A pulsar, also called a neutron star, is the closest thing to a black hole astronomers can observe directly, crushing half a million times more mass than Earth into a sphere no larger than a city. This matter is so compressed that even a teaspoonful weighs as much as Mount Everest.
Typically, millisecond pulsars are a billion years or more old, ages commensurate with a stellar lifetime. But in the Nov. 3 issue of Science, the Fermi team reveals a bright, energetic millisecond pulsar only 25 million years old.
The object, named PSR J1823—3021A, lies within NGC 6624, a spherical assemblage of ancient stars called a globular cluster, one of about 160 similar objects that orbit our galaxy.

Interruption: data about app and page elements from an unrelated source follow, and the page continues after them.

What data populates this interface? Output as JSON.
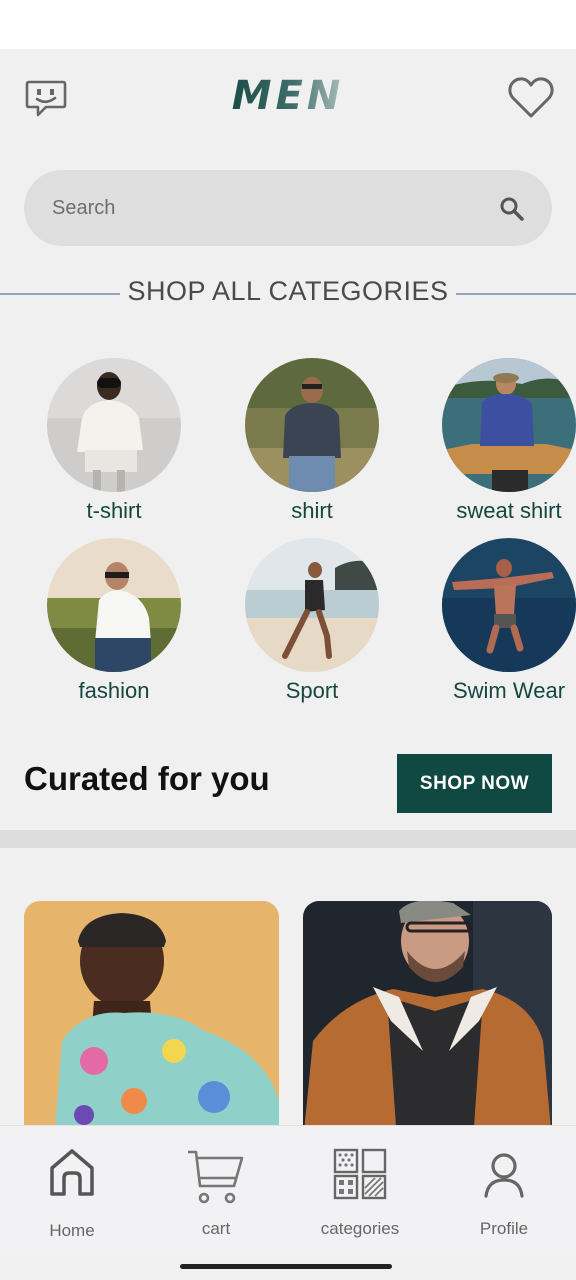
{
  "header": {
    "logo_text": "MEN",
    "chat_icon": "chat-smiley-icon",
    "heart_icon": "heart-icon"
  },
  "search": {
    "placeholder": "Search",
    "icon": "search-icon"
  },
  "categories_section": {
    "title": "SHOP ALL CATEGORIES",
    "items": [
      {
        "label": "t-shirt"
      },
      {
        "label": "shirt"
      },
      {
        "label": "sweat shirt"
      },
      {
        "label": "fashion"
      },
      {
        "label": "Sport"
      },
      {
        "label": "Swim Wear"
      }
    ]
  },
  "curated": {
    "title": "Curated for you",
    "button_label": "SHOP NOW"
  },
  "bottom_nav": {
    "items": [
      {
        "label": "Home",
        "icon": "home-icon"
      },
      {
        "label": "cart",
        "icon": "cart-icon"
      },
      {
        "label": "categories",
        "icon": "categories-icon"
      },
      {
        "label": "Profile",
        "icon": "profile-icon"
      }
    ]
  },
  "colors": {
    "brand": "#104941",
    "background": "#f0f0f0",
    "category_label": "#16473f"
  }
}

The cluster is about 10 billion years old and lies about 27,000 light-years away toward the constellation Sagittarius.
"With this new batch of pulsars, Fermi now has detected more than 100, which is an exciting milestone when you consider that before Fermi's launch only seven of them were known to emit gamma rays," said Pablo Saz Parkinson, an astrophysicist at the Santa Cruz Institute for Particle Physics, University of California Santa Cruz.